Compression Fracture Treatment

Compression Fracture Symptoms

The symptoms associated with compression fractures are variable for each patient and depend on how and why the compression fracture occurred.  Compression fracture symptoms can include sudden, severe back pain to virtually no pain evolving to chronic back ache sensations in the injured area.  The compression fracture pain symptoms can be felt in the back, but it may also be felt on the sides and front as well.  Compression fractures are most commonly found in the mid to lower spine area (thoracic and lumbar spine, respectively).  Compression fracture symptoms are wide ranging and involve not only pain but also weakness, tingling, incontinence and many more symptoms.  This is because the fractured bone(s) can create pressure on the spinal cord and nerves by protruding into the spinal canal.  Due to this fact, it is important that anyone with compression fracture symptoms having weakness, incontinence, numbness and tingling seek compression fracture treatment from a doctor right away. 

Compression fractures associated with trauma can cause “knifelike” pain that often takes weeks to months to disappear and is often disabling.  Pain may subside as the compression fracture is healing, but individuals may continue to feel pain even after the fracture has healed.  Compression fracture symptoms associated with this condition such as osteoporosis do not always cause pain right away. But over time, individuals may begin to show a loss of height, stooped over posture, and back pain that starts slowly but isn’t felt when resting.  One or more of the following symptoms may indicate a compression fracture and may indicate compression fracture treatment is necessary:

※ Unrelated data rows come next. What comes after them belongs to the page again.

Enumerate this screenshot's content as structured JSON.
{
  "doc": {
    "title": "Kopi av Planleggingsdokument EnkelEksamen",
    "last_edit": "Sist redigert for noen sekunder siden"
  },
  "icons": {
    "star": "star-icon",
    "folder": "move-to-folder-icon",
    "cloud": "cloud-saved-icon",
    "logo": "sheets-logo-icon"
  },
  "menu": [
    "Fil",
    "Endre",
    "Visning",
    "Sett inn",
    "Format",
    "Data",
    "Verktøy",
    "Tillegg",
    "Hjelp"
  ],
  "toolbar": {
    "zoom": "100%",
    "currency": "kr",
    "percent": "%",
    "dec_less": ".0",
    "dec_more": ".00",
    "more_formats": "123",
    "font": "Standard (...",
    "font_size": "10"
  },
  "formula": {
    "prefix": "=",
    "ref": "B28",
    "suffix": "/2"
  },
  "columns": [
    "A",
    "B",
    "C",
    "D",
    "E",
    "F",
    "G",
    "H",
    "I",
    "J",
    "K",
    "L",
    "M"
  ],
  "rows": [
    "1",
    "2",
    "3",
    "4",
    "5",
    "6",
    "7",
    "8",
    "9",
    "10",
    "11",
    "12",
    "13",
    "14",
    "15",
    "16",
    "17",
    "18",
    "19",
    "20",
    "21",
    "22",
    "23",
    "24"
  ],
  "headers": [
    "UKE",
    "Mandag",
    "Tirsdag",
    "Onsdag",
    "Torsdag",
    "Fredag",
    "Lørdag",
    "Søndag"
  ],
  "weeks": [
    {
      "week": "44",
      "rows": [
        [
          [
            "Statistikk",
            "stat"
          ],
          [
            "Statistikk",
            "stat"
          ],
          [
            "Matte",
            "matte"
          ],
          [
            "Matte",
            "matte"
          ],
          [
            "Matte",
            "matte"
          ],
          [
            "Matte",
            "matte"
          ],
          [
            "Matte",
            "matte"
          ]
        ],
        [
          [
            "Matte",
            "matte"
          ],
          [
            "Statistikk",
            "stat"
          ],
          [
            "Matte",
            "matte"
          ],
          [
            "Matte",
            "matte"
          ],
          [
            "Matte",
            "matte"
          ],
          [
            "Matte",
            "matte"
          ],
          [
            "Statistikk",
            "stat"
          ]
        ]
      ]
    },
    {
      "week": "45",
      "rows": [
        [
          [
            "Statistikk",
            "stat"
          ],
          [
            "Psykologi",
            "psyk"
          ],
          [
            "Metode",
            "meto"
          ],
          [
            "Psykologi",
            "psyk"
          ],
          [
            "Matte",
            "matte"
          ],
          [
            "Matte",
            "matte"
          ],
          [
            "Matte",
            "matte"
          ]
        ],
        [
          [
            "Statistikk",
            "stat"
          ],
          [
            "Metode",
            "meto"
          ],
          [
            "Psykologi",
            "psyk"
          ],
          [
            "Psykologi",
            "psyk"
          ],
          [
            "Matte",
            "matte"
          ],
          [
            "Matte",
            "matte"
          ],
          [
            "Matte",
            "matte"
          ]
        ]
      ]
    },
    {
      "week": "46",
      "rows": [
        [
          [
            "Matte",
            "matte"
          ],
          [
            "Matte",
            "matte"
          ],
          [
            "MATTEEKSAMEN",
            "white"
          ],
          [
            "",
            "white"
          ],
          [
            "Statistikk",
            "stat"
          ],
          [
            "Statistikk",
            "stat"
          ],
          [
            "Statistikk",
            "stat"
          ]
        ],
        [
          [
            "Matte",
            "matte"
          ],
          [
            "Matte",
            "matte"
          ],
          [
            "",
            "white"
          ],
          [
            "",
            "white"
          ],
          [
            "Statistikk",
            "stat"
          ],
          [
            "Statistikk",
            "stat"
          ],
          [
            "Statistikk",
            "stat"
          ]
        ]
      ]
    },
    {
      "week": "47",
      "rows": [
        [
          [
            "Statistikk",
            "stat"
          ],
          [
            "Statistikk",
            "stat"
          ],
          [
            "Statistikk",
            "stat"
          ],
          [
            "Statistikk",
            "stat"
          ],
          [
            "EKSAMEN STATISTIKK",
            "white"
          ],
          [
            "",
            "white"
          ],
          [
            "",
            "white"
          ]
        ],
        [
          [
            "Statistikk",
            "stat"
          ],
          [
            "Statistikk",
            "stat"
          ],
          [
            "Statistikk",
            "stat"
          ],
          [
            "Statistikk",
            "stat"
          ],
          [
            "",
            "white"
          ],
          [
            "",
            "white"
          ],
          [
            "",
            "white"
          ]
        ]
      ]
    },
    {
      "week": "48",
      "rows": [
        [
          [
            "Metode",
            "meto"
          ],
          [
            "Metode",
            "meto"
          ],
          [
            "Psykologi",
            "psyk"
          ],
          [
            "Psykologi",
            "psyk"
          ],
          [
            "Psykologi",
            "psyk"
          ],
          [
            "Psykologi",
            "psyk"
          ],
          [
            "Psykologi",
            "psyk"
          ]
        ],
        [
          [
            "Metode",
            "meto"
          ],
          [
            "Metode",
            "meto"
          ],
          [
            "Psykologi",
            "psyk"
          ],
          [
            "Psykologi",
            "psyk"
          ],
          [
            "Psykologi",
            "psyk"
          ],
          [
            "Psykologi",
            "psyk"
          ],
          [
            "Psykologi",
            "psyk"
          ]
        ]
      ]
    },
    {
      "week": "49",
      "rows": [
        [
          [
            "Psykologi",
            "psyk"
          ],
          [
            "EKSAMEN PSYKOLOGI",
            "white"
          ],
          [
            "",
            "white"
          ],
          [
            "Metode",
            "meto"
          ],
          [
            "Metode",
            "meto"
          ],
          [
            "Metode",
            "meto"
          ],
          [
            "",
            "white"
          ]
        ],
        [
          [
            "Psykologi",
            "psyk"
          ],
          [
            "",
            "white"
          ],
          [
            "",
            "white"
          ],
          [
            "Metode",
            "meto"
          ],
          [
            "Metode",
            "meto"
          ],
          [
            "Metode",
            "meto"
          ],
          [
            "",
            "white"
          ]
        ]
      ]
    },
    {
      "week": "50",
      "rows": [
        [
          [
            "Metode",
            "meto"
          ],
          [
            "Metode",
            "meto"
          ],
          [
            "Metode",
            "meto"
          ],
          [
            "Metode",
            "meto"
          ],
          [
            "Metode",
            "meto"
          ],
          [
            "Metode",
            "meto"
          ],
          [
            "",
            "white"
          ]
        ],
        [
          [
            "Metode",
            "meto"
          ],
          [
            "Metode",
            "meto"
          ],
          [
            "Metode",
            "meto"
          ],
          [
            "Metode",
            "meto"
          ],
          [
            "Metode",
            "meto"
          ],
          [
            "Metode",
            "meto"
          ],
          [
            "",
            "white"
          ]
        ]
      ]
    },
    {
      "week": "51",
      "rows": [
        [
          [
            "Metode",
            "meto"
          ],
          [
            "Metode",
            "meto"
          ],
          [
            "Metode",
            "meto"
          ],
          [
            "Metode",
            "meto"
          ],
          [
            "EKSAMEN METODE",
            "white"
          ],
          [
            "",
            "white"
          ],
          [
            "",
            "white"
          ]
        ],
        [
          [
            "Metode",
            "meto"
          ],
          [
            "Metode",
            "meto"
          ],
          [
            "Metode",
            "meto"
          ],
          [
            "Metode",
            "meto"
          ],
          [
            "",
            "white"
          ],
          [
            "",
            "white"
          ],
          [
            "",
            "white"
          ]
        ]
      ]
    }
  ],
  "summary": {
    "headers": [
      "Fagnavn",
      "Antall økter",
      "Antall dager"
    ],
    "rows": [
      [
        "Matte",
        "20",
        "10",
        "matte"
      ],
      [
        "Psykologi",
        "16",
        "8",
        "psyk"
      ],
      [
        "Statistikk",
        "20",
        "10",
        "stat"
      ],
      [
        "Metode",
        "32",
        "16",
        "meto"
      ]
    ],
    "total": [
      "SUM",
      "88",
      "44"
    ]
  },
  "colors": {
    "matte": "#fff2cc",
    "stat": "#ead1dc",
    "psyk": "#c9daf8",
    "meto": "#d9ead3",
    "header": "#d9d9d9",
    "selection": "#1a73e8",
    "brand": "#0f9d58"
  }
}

  • Sudden, severe back pain that may or may not be associated with trauma.
  • Worsening pain when standing or walking or with activity.
  • Pain may be relieved with rest or lying down.
  • Pain associated or increased with bending or twisting motion.
  • Height loss.  More noticeable with multiple level compression fractures.  With each level of vertebral collapse, the shorter stature becomes more noticeable.
  • Deformity of the spine.  Usually seen as a curve or “hunchback” shape in the back, termed kyphosis.
  • Abdominal pain.  This symptom can be caused by the shorter spine putting pressure on the stomach leading to stomach and digestive issues such as loss of appetite, constipation and weight loss.
  • Breathing difficulty due to severe spinal compression causing the lung to not function properly.

Compression Fracture Causes:

The spine is made up of many strong bone segments, from the neck to the low back, called vertebrae. Compression fractures in the spine occur when there is a collapse of one or more of these vertebrae. These compression fractures in the spine can be caused by injury, such as a hard fall, but often occur in patients with arthritis or osteoporosis.  In more rare instances, a compression fracture could be caused by a tumor in the spine.  The cancer weakens bone supportive structures causing destruction of parts of the vertebra and eventual collapse.

Compression Fracture Risk Factors:

Almost two-thirds of spinal compression fractures are never diagnosed because many patients think their back pain is merely a sign of aging and arthritis. Women with osteoporosis and older individuals tend to have less bone density and are at an increased risk of compression fractures. Osteoporosis thins the bones making them become weak and unable to bear the normal weight and pressures of daily activities.  The simple motion of bending forward may be enough to cause a compression fracture in these weakened vertebrae.  Approximately 40 percent of all women will have at least one spinal compression fracture by the time they turn 80 years old, making compression fracture the most common type of fracture seen with osteoporosis.  It is important that patients with sudden, severe back pain, especially women over the age of 50, seek medical treatment right away.  Compression fracture treatment in these circumstances can reduce the chance of further compression fractures. 

Testing:

When a patient seeks compression fracture treatment, a physical exam will reveal tenderness over the affected area. Further testing using imaging studies such as a spinal x-ray can show a compressed or shortened vertebra. A compression fracture can be diagnosed by comparing the vertebrae with other vertebrae to see if it appears “compressed” or shorter. If there is concern that the compression fracture was caused by a tumor or severe trauma, a CT or MRI scan may be necessary, as well.  In certain circumstances if there are symptoms that the spinal cord may be injured, a myelogram may also be performed in addition to a thorough neurological exam, to determine possible spinal cord damage.

Compression Fracture Treatment Options:

Compression fracture pain relief and treatment options include pain medicine, bracing and activity modification. Back braces and physical therapy treatment options may be suggested for supporting and strengthening the back. In cases of osteoporosis, medications and calcium supplements can help prevent further fractures by strengthening bone. Vertebral fractures typically take about three months to fully heal. There are a number of  compression fracture treatment options that provide pain relief from compression fractures, which include:

At Advanced Pain Management, we value the importance of an interdisciplinary approach. For those compression fracture treatments not offered by Advanced Pain Management, we are able to refer you to other providers.



Last reviewed July 2013 by APM's Medical Executive Committee.